What the exercise asks: The records come next. Copy all of them exactly.

Saved entries:
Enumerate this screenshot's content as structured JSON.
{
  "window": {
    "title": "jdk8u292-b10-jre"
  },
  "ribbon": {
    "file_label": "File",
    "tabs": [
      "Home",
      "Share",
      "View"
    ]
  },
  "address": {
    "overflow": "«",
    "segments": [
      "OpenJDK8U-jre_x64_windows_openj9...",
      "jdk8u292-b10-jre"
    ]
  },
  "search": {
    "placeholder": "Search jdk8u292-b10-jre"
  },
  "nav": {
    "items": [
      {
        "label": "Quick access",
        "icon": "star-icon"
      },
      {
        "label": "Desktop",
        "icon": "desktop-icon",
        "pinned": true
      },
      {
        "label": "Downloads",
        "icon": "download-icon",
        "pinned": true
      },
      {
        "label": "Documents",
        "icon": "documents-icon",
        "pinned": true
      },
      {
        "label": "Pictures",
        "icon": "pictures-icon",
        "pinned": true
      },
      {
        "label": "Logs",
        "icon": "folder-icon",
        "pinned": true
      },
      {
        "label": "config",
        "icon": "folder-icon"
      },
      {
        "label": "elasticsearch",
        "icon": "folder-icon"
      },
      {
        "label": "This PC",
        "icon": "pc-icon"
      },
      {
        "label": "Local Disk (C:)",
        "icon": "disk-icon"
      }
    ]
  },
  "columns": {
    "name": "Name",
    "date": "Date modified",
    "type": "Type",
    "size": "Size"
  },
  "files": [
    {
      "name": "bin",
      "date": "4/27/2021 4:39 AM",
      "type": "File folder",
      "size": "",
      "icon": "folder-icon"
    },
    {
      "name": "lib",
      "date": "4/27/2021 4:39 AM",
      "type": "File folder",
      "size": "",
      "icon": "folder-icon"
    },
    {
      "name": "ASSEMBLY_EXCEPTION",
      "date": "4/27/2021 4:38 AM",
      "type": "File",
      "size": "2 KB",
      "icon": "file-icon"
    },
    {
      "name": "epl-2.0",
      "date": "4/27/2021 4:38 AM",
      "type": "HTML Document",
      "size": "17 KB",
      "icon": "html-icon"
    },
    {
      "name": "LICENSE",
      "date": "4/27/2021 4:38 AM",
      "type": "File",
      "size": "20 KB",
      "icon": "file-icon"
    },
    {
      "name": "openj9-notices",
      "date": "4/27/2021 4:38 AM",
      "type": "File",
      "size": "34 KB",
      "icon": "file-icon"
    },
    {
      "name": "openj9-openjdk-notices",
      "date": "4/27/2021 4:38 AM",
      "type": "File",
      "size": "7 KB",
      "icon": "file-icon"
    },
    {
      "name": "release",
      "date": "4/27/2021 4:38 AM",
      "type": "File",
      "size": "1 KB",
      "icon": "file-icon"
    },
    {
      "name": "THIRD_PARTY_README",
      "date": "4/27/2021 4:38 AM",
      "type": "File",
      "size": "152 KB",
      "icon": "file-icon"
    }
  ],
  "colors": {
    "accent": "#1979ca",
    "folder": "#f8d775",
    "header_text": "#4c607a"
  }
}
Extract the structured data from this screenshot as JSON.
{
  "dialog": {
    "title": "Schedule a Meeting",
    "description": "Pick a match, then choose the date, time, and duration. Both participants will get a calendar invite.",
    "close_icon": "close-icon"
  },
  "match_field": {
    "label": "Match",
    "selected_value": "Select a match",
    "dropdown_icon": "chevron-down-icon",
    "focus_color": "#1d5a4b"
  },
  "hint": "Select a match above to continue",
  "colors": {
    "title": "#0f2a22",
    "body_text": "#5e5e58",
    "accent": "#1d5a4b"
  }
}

Result:
Enumerate this screenshot's content as structured JSON.
{
  "window": {
    "title": "jdk8u292-b10-jre"
  },
  "ribbon": {
    "file_label": "File",
    "tabs": [
      "Home",
      "Share",
      "View"
    ]
  },
  "address": {
    "overflow": "«",
    "segments": [
      "OpenJDK8U-jre_x64_windows_openj9...",
      "jdk8u292-b10-jre"
    ]
  },
  "search": {
    "placeholder": "Search jdk8u292-b10-jre"
  },
  "nav": {
    "items": [
      {
        "label": "Quick access",
        "icon": "star-icon"
      },
      {
        "label": "Desktop",
        "icon": "desktop-icon",
        "pinned": true
      },
      {
        "label": "Downloads",
        "icon": "download-icon",
        "pinned": true
      },
      {
        "label": "Documents",
        "icon": "documents-icon",
        "pinned": true
      },
      {
        "label": "Pictures",
        "icon": "pictures-icon",
        "pinned": true
      },
      {
        "label": "Logs",
        "icon": "folder-icon",
        "pinned": true
      },
      {
        "label": "config",
        "icon": "folder-icon"
      },
      {
        "label": "elasticsearch",
        "icon": "folder-icon"
      },
      {
        "label": "This PC",
        "icon": "pc-icon"
      },
      {
        "label": "Local Disk (C:)",
        "icon": "disk-icon"
      }
    ]
  },
  "columns": {
    "name": "Name",
    "date": "Date modified",
    "type": "Type",
    "size": "Size"
  },
  "files": [
    {
      "name": "bin",
      "date": "4/27/2021 4:39 AM",
      "type": "File folder",
      "size": "",
      "icon": "folder-icon"
    },
    {
      "name": "lib",
      "date": "4/27/2021 4:39 AM",
      "type": "File folder",
      "size": "",
      "icon": "folder-icon"
    },
    {
      "name": "ASSEMBLY_EXCEPTION",
      "date": "4/27/2021 4:38 AM",
      "type": "File",
      "size": "2 KB",
      "icon": "file-icon"
    },
    {
      "name": "epl-2.0",
      "date": "4/27/2021 4:38 AM",
      "type": "HTML Document",
      "size": "17 KB",
      "icon": "html-icon"
    },
    {
      "name": "LICENSE",
      "date": "4/27/2021 4:38 AM",
      "type": "File",
      "size": "20 KB",
      "icon": "file-icon"
    },
    {
      "name": "openj9-notices",
      "date": "4/27/2021 4:38 AM",
      "type": "File",
      "size": "34 KB",
      "icon": "file-icon"
    },
    {
      "name": "openj9-openjdk-notices",
      "date": "4/27/2021 4:38 AM",
      "type": "File",
      "size": "7 KB",
      "icon": "file-icon"
    },
    {
      "name": "release",
      "date": "4/27/2021 4:38 AM",
      "type": "File",
      "size": "1 KB",
      "icon": "file-icon"
    },
    {
      "name": "THIRD_PARTY_README",
      "date": "4/27/2021 4:38 AM",
      "type": "File",
      "size": "152 KB",
      "icon": "file-icon"
    }
  ],
  "colors": {
    "accent": "#1979ca",
    "folder": "#f8d775",
    "header_text": "#4c607a"
  }
}
Extract the structured data from this screenshot as JSON.
{
  "dialog": {
    "title": "Schedule a Meeting",
    "description": "Pick a match, then choose the date, time, and duration. Both participants will get a calendar invite.",
    "close_icon": "close-icon"
  },
  "match_field": {
    "label": "Match",
    "selected_value": "Select a match",
    "dropdown_icon": "chevron-down-icon",
    "focus_color": "#1d5a4b"
  },
  "hint": "Select a match above to continue",
  "colors": {
    "title": "#0f2a22",
    "body_text": "#5e5e58",
    "accent": "#1d5a4b"
  }
}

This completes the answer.